It’s in the nitty gritty details of our everyday lives where what matters to us most has the potential to either thrive or to crumble. And what I have found over the years is that if I do not consistently re-orient myself to my true values, life has a funny way of slipping in the priorities and values of other people and the culture at large, eating away at my own fulfillment and often causing quite a bit of confusion along the way.

Here are some simple steps to guide you back to your values and clarify your boundaries

1. Identify where a boundary got crossed

If you are feeling out of sorts in yourself, perhaps angry, irritable, easily judgmental and reactive toward others, anxious, over-extended or overwhelmed, most likely one of your boundaries has been crossed. Reflect back on the last week or two and start to consider where things may have started going off course and write down as many as you can identify.

2. Clarify what you want and need

What types of activities and relationships do you truly want to fill your days with? Identify and write down not only the activity or relationship, but also the big WHY underneath each one. For example, if you want to move your body in some way everyday, the big WHY underneath that might be that you value your health and well-being. If you want to make more time for your spouse or partner, the big WHY might be that you value quality time with loved ones and are aware of the impermanence of life.

3. Take ownership

Focus on your personal role and how your thoughts, actions or behaviors may have contributed to the boundary violation. Even if you’re dealing with an interpersonal exchange with someone else during which you feel that they stepped over your boundary, notice and take responsibility for whatever your part in the interaction may have been.

4. Make amends

Depending on the particular boundary that has been crossed, you may want to make amends with another, or simply with yourself. For example, if you recognize that you have said ‘yes’ to too many things where your truth was actually a ‘no,’ re-commit to yourself that you will pause, go more slowly and evaluate every choice before giving someone a response. If you are dealing with an interpersonal situation, you might go to that person and let them know directly that you aren’t pleased with how something went and you want to start by taking responsibility for yourself and how you handled the situation.

5.Course correct

Now that you have gone through the process of identifying, clarifying, taking responsibility and making amends with regard to whatever boundary violations you may be struggling with, it’s time to course correct. In this stage of the process, I encourage you to roll up your sleeves, put on your best intuitive and scientific hat and examine what patterns, systems and structures contributed to the vulnerability that led to the boundary violation in the first place.
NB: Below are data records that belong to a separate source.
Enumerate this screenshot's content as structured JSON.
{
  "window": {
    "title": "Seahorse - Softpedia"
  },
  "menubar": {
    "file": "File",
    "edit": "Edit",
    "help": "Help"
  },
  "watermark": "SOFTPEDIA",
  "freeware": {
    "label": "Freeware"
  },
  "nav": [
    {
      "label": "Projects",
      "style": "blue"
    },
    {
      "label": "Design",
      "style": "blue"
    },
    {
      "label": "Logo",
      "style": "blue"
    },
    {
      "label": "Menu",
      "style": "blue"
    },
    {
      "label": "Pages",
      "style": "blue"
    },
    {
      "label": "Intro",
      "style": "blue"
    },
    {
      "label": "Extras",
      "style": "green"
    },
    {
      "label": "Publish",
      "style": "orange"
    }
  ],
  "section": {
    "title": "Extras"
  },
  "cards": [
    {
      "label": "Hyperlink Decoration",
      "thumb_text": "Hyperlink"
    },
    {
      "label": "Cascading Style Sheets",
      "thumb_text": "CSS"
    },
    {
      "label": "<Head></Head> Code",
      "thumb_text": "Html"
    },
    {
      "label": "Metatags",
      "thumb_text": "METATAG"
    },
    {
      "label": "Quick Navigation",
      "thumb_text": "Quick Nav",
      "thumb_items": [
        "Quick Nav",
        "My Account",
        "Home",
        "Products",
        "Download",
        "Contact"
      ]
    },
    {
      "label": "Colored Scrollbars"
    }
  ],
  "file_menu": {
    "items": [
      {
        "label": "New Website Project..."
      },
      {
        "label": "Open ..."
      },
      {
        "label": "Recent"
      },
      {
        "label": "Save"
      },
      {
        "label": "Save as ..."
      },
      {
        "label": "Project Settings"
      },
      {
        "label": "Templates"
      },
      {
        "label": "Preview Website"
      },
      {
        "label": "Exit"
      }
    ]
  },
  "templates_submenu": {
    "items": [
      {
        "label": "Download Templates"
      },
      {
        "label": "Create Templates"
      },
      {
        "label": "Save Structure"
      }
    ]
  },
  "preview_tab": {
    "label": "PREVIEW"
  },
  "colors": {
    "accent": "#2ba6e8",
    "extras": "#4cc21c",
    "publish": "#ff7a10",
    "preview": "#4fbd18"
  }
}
For example, you may start to examine how you structure your work day and choose to eliminate social media/email/text distractions so that you can feel more focused and productive during the day and more capable of spending present-centered time with your family in the evening. You might realize that you need to take Sundays as a completely unscheduled day and for some period of time if someone asks to make a date on a Sunday, your answer is ‘no.’

Although some of these examples might seem small or insignificant, the same tools and philosophy can be applied to some of life’s most challenging quandaries and relationships.

You are the expert on your own life and I know that if you give yourself a little bit of time and space to go through this process, there will be powerful insights and answers waiting for you on the other side.

And remember, boundaries are not in place to make us increasingly rigid, self-centered and hyper focused on every tiny last drop of time, energy, money or effort that we are allocating to things in our lives. To the contrary, clear and consistent boundaries are precisely what allow for the freedoms of adaptation, spontaneity and generosity. In other words, the more clear and respectful you can be of yourself, your time and your priorities, the more space you will have to be in the flow and to follow your instincts when it comes to new opportunities, work, play, community, family and friends.

In Service,